This is the beginnings of a list of genocides, lest we forget. It aims to be more concise than this list on Wikipedia, and to reiterate it. So long as we remain at war with our own history, as many Turks (for example) seem to be at present, we have little chance of avoiding repeating past errors.
I will probably confine this list to the last 150 years.
Another such list, by the Peace Pledge Union, may be found on their excellent site.
What is genocide? Well, my working definition will be “the deliberate and systematic murder of a large number of civilians”. I recognise that there may in certain contexts be virtue to more nuanced definitions, and this working definition may change as I proceed.

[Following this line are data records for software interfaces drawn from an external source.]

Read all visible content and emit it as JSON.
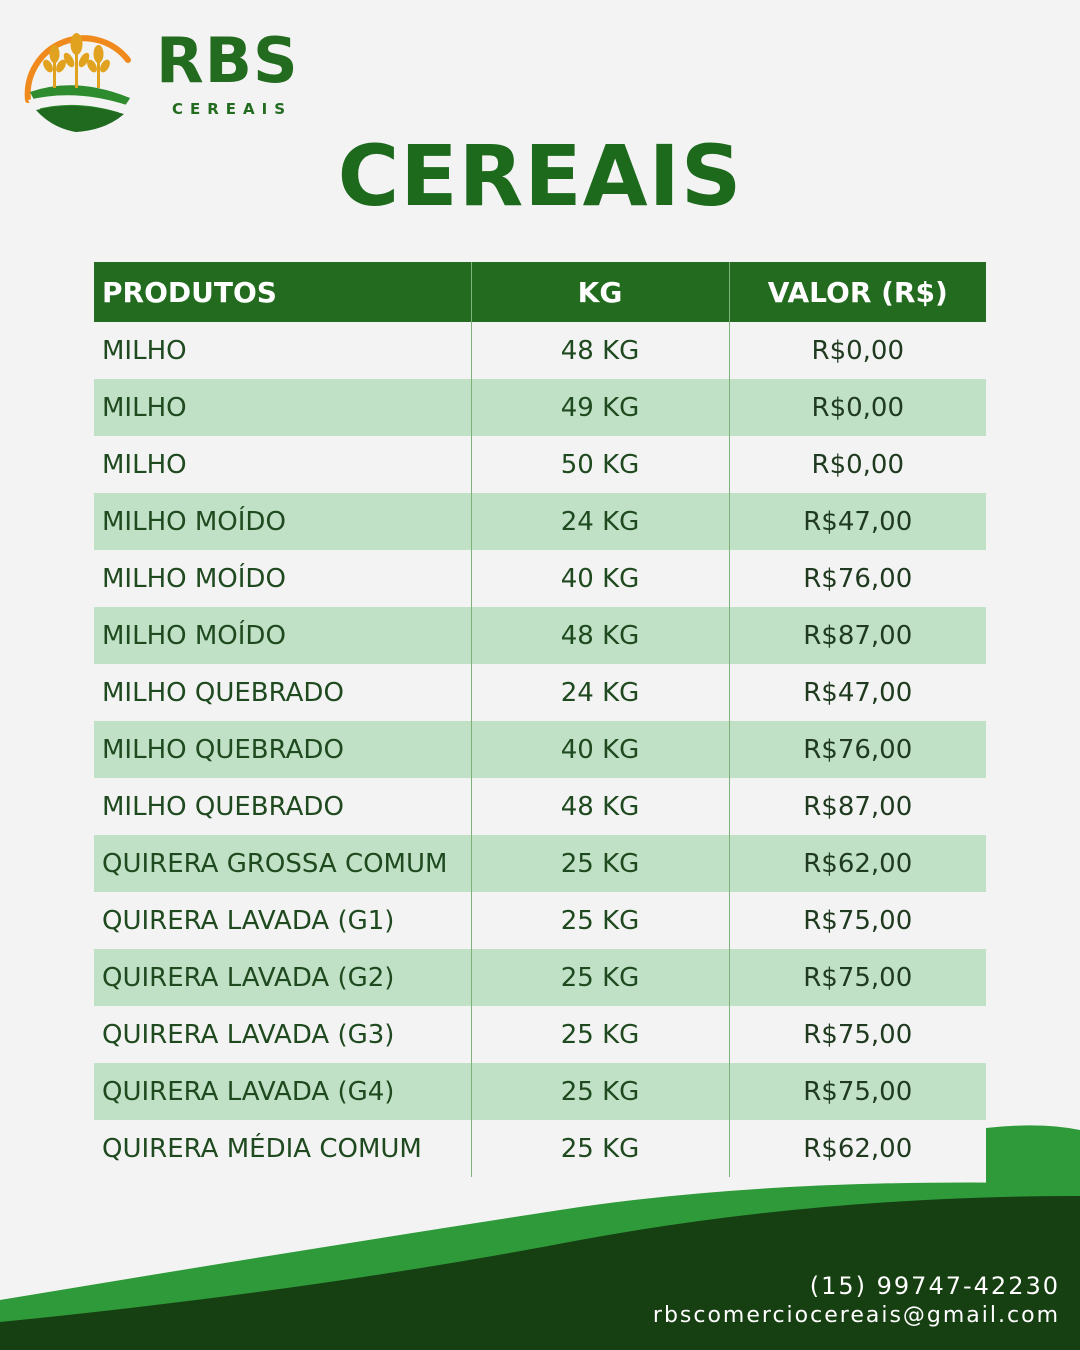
{
  "brand": {
    "name": "RBS",
    "subtitle": "CEREAIS",
    "colors": {
      "green_dark": "#226b1f",
      "green_light": "#2e9a3a",
      "orange": "#f08a1c",
      "gold": "#e0a21f"
    }
  },
  "page": {
    "title": "CEREAIS"
  },
  "table": {
    "headers": [
      "PRODUTOS",
      "KG",
      "VALOR (R$)"
    ],
    "rows": [
      [
        "MILHO",
        "48 KG",
        "R$0,00"
      ],
      [
        "MILHO",
        "49 KG",
        "R$0,00"
      ],
      [
        "MILHO",
        "50 KG",
        "R$0,00"
      ],
      [
        "MILHO MOÍDO",
        "24 KG",
        "R$47,00"
      ],
      [
        "MILHO MOÍDO",
        "40 KG",
        "R$76,00"
      ],
      [
        "MILHO MOÍDO",
        "48 KG",
        "R$87,00"
      ],
      [
        "MILHO QUEBRADO",
        "24 KG",
        "R$47,00"
      ],
      [
        "MILHO QUEBRADO",
        "40 KG",
        "R$76,00"
      ],
      [
        "MILHO QUEBRADO",
        "48 KG",
        "R$87,00"
      ],
      [
        "QUIRERA GROSSA COMUM",
        "25 KG",
        "R$62,00"
      ],
      [
        "QUIRERA LAVADA (G1)",
        "25 KG",
        "R$75,00"
      ],
      [
        "QUIRERA LAVADA (G2)",
        "25 KG",
        "R$75,00"
      ],
      [
        "QUIRERA LAVADA (G3)",
        "25 KG",
        "R$75,00"
      ],
      [
        "QUIRERA LAVADA (G4)",
        "25 KG",
        "R$75,00"
      ],
      [
        "QUIRERA MÉDIA COMUM",
        "25 KG",
        "R$62,00"
      ]
    ]
  },
  "contact": {
    "phone": "(15) 99747-42230",
    "email": "rbscomerciocereais@gmail.com"
  }
}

Article 2 of the United Nations Convention on the Prevention and Punishment of the Crime of Genocide defines it as:
Any of the following acts committed with intent to destroy, in whole or part, a national, ethnic, racial, or religious group, as such: killing members of the group; causing serious bodily or mental harm to members of the group; deliberately inflicting on the group conditions of life calculated to bring about its physical destruction in whole or part; imposing measures intended to prevent births within the group; [or] forcibly transferring children of the group to another group.
Note that this definition of genocide, then, covers not just the outright murder of groups of people, but also the more cunning and nasty ways of dealing with them that have evolved, probably in response to the rather unfortunate publicity that attends the more old-fashioned form of genocide. It’s not so easy to kill people en masse any more, draws bad press, so better to destroy their means of earning a living, or force them to move away from it, or deploy the other weapons of corporate-legal mass destruction evolved for this purpose.
It’s worth noting the links between colonialism and genocide, as George Monbiot explains:
In his book Exterminate All the Brutes, Sven Lindqvist shows how the ideology that led to Hitler’s war and the Holocaust was developed by the colonial powers. Imperialism required an exculpatory myth. It was supplied, primarily, by British theorists.
At present, I plan to write about these genocides; more will probably be added to the list:
- Congo Free State
- Armenian (two genocides)
- Darfur (ongoing)
- East Timor
- The Holocaust
- The Serbian genocide
- The Ukraine